Equality of Opportunity
Countless statistics show that the gap between the rich and poor has widened considerably and continues to widen. To an extreme, an economics professor at George Mason recently published a book in which he predicts the population will be divided into two groups: those who are good at working with intelligent machines, and those who can be replaced by them. This is obviously a scary outcome, but are we focusing on the wrong thing?
At the risk of offending Thomas Jefferson, individuals are not created equal. We all have unique skills and talents, and it is this diversity that helps make the world a great place. Some level of inequality is inherently good for society. Motivation to better oneself and one’s family through hard work and innovation leads to economic growth and job creation. Without financial motivation, economic systems and societies crumble. But what degree of inequality should societies tolerate or even strive for? This is an intriguing question, but one that may be impossible to answer.
Most politicians, economists, and journalists are focusing on equality of outcome, which I believe is the wrong area of focus. The inherent dynamic nature of the human race makes this an impossibility. Rather, we should be focusing on equality of opportunity.
The key variable to increasing equality of opportunity is education, and there are two very concerning trends in our education system – the lack of competitiveness when comparing our students with the rest of the world and the growing gap in test scores between rich and poor children in the United States. Paul Peterson, a Harvard professor, and Eric Hanushek, a senior fellow at the Hoover Institute performed an interesting study that showed a country’s economic growth is directly tied to the cognitive skills of its citizens. Countries at the top of the achievement distribution such as Korea, Taiwan, Singapore and Hong Kong had growth almost 2% per year higher than countries with average achievement statistics. In contrast, South Africa, Argentina, the Philippines, and Peru were at the bottom of the achievement distribution and had growth almost 2% lower per year than countries with average achievement statistics. Differences in education also explain disparity within our country. The current unemployment rate is 7.2%, but that jumps to 11.3% for individuals with less than a high school degree and drops to 3.5% for those who have a college degree or greater.

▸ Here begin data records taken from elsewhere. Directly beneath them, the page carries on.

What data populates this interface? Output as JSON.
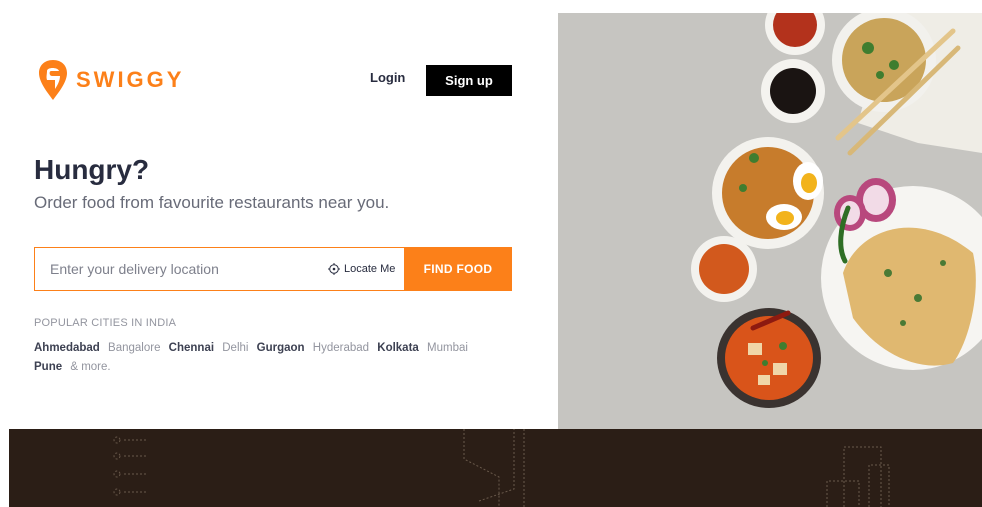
{
  "brand": {
    "name": "SWIGGY",
    "accent": "#fc8019"
  },
  "nav": {
    "login": "Login",
    "signup": "Sign up"
  },
  "hero": {
    "title": "Hungry?",
    "subtitle": "Order food from favourite restaurants near you."
  },
  "search": {
    "placeholder": "Enter your delivery location",
    "locate_label": "Locate Me",
    "find_button": "FIND FOOD"
  },
  "popular": {
    "title": "POPULAR CITIES IN INDIA",
    "cities": [
      {
        "name": "Ahmedabad",
        "style": "dark"
      },
      {
        "name": "Bangalore",
        "style": "light"
      },
      {
        "name": "Chennai",
        "style": "dark"
      },
      {
        "name": "Delhi",
        "style": "light"
      },
      {
        "name": "Gurgaon",
        "style": "dark"
      },
      {
        "name": "Hyderabad",
        "style": "light"
      },
      {
        "name": "Kolkata",
        "style": "dark"
      },
      {
        "name": "Mumbai",
        "style": "light"
      },
      {
        "name": "Pune",
        "style": "dark"
      }
    ],
    "more": "& more."
  },
  "colors": {
    "heading": "#282c3f",
    "muted": "#686b78",
    "footer_bg": "#2b1e16"
  }
}
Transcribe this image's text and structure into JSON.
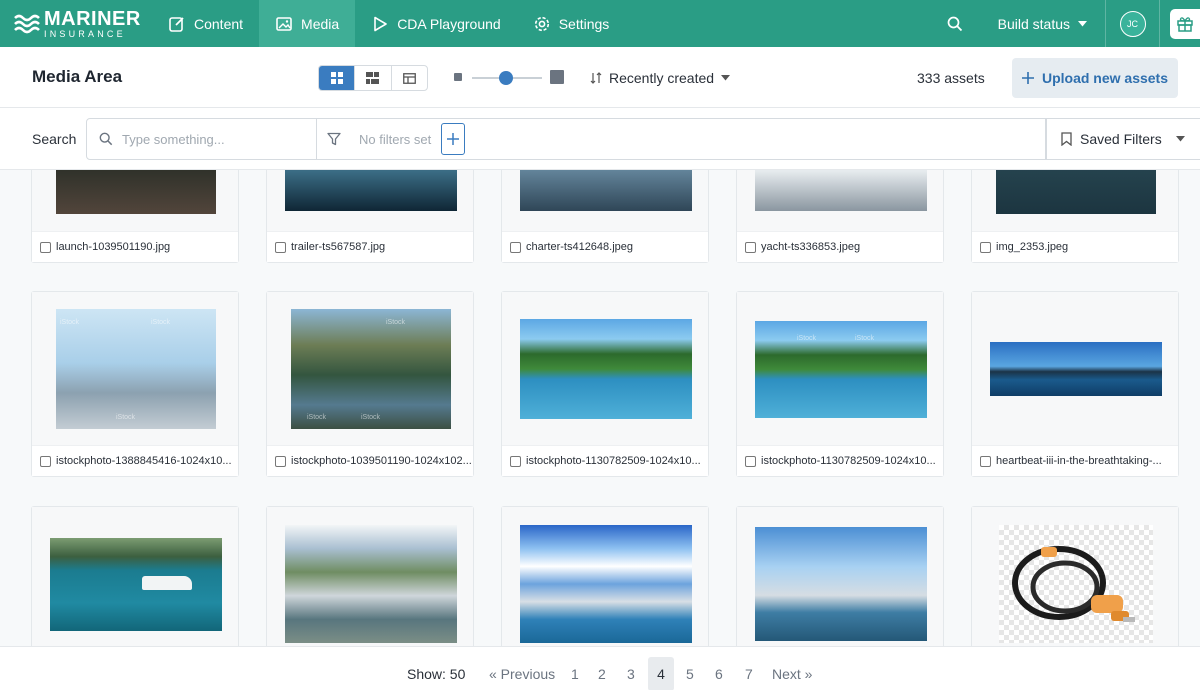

Improving our education system will enhance our economic growth and expand opportunities for individuals to climb the economic ladder. But how do we best do this? Throwing money at the problem will not solve it. According to Peterson and Hanushek, the U.S. spends on average $12,000 per pupil in grades K-12, one of the highest amounts in the world. Furthermore, states that spent more per pupil did not see higher student performance. How we spend money is much more important than how much we spend. Where to get the most bang for the buck, in my opinion, is by spending money on those that directly impact our students: our teachers. Deciding how to distribute increased funds to teachers should be based on rewarding the most effective teachers, however assessing teacher effectiveness is no easy task. National student test scores contain biases, and results can be skewed by influences outside of the classroom. According to an article in The Economist, a recent study attempted to strip out the biases in test scores and quantify the importance of good teachers. This study found, “exposure to better teachers is associated with an increased probability of attending university, and among pupils who go on to university, with attendance at better ones, as well as with higher earnings.” The study also found that, “good teachers also seem to reduce odds of teenage pregnancy and raise participation in retirement-savings plans.” The authors of the study quantified that the impact of swapping an average teacher in place of a teacher at the bottom of the value-added spectrum raises the collective lifetime income of each class they teach by $1.4 million. A study by the Bill & Melinda Gates foundation further supported the importance of teachers by concluding that, “some teachers can produce test-score gains regardless of the past performance of their students.”
In Coming Apart, Charles Murray depicts our society as one in which the new upper class has segregated themselves from others and leads a life that does not intersect with other socioeconomic groups. He traces this trend to the significant increase in cognitive ability at top tier colleges in the late 1950s and early 1960s. Men and women at these top tier colleges then married and had children. The parents’ high income levels allowed both nature and nurture to take effect and spawn a group of highly intelligent and motivated children with parents that would invest great sums of time and money in their education. Many social economists fear the self-perpetuating nature of this cycle. The question is not a matter of inhibiting this cycle, but rather how do we raise the standards of education for those that were not born with the same resources.
I believe the answers to increasing the equality of opportunity lie in a combination of increasing pay of our good teachers, allowing school districts to terminate underperforming teachers, and giving families choice in which schools to attend. I believe these three steps will strengthen our education system and lay the groundwork for future economic growth. Admittedly it will take time and patience before we see any effects of these efforts, but we should focus on what we can control, not on what is out of our control. Let’s provide a wonderful opportunity for all. The outcomes will follow.